TASK PROMPT - Retype every record that appears below, unchanged.

• • •

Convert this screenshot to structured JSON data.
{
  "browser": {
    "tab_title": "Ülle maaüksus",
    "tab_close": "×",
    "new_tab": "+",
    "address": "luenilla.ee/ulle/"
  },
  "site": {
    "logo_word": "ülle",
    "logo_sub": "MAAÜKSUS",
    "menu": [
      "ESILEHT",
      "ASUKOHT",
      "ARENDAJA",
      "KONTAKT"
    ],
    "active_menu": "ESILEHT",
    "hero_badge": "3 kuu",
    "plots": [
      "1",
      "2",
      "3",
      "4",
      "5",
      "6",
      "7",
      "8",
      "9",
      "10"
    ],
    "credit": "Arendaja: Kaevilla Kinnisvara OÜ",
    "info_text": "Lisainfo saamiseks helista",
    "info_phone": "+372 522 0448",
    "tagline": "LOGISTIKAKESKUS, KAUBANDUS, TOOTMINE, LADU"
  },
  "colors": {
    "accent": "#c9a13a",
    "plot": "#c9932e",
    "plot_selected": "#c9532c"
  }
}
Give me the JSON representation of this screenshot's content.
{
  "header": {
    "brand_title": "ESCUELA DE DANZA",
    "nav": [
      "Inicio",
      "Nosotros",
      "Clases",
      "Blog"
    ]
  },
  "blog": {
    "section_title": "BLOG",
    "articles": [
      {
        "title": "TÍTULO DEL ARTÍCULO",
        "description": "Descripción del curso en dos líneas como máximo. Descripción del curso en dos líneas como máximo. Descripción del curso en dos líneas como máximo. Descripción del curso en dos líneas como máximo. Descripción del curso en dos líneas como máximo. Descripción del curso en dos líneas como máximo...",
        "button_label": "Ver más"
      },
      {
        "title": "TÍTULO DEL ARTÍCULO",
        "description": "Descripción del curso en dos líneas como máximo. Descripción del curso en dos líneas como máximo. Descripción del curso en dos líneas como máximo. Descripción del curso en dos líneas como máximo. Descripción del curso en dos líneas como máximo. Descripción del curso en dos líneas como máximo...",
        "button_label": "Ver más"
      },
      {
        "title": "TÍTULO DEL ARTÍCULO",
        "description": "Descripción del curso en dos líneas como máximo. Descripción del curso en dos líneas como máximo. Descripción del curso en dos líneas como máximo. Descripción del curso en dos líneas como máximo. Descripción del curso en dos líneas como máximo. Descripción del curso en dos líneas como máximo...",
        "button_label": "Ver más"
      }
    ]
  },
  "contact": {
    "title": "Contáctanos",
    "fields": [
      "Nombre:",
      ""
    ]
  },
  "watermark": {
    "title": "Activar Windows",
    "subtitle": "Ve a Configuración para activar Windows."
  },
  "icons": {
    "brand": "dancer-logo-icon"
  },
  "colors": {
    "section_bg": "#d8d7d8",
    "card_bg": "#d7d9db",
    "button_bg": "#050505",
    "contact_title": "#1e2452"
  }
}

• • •

FINISHED EXERCISE -
Convert this screenshot to structured JSON data.
{
  "browser": {
    "tab_title": "Ülle maaüksus",
    "tab_close": "×",
    "new_tab": "+",
    "address": "luenilla.ee/ulle/"
  },
  "site": {
    "logo_word": "ülle",
    "logo_sub": "MAAÜKSUS",
    "menu": [
      "ESILEHT",
      "ASUKOHT",
      "ARENDAJA",
      "KONTAKT"
    ],
    "active_menu": "ESILEHT",
    "hero_badge": "3 kuu",
    "plots": [
      "1",
      "2",
      "3",
      "4",
      "5",
      "6",
      "7",
      "8",
      "9",
      "10"
    ],
    "credit": "Arendaja: Kaevilla Kinnisvara OÜ",
    "info_text": "Lisainfo saamiseks helista",
    "info_phone": "+372 522 0448",
    "tagline": "LOGISTIKAKESKUS, KAUBANDUS, TOOTMINE, LADU"
  },
  "colors": {
    "accent": "#c9a13a",
    "plot": "#c9932e",
    "plot_selected": "#c9532c"
  }
}
Give me the JSON representation of this screenshot's content.
{
  "header": {
    "brand_title": "ESCUELA DE DANZA",
    "nav": [
      "Inicio",
      "Nosotros",
      "Clases",
      "Blog"
    ]
  },
  "blog": {
    "section_title": "BLOG",
    "articles": [
      {
        "title": "TÍTULO DEL ARTÍCULO",
        "description": "Descripción del curso en dos líneas como máximo. Descripción del curso en dos líneas como máximo. Descripción del curso en dos líneas como máximo. Descripción del curso en dos líneas como máximo. Descripción del curso en dos líneas como máximo. Descripción del curso en dos líneas como máximo...",
        "button_label": "Ver más"
      },
      {
        "title": "TÍTULO DEL ARTÍCULO",
        "description": "Descripción del curso en dos líneas como máximo. Descripción del curso en dos líneas como máximo. Descripción del curso en dos líneas como máximo. Descripción del curso en dos líneas como máximo. Descripción del curso en dos líneas como máximo. Descripción del curso en dos líneas como máximo...",
        "button_label": "Ver más"
      },
      {
        "title": "TÍTULO DEL ARTÍCULO",
        "description": "Descripción del curso en dos líneas como máximo. Descripción del curso en dos líneas como máximo. Descripción del curso en dos líneas como máximo. Descripción del curso en dos líneas como máximo. Descripción del curso en dos líneas como máximo. Descripción del curso en dos líneas como máximo...",
        "button_label": "Ver más"
      }
    ]
  },
  "contact": {
    "title": "Contáctanos",
    "fields": [
      "Nombre:",
      ""
    ]
  },
  "watermark": {
    "title": "Activar Windows",
    "subtitle": "Ve a Configuración para activar Windows."
  },
  "icons": {
    "brand": "dancer-logo-icon"
  },
  "colors": {
    "section_bg": "#d8d7d8",
    "card_bg": "#d7d9db",
    "button_bg": "#050505",
    "contact_title": "#1e2452"
  }
}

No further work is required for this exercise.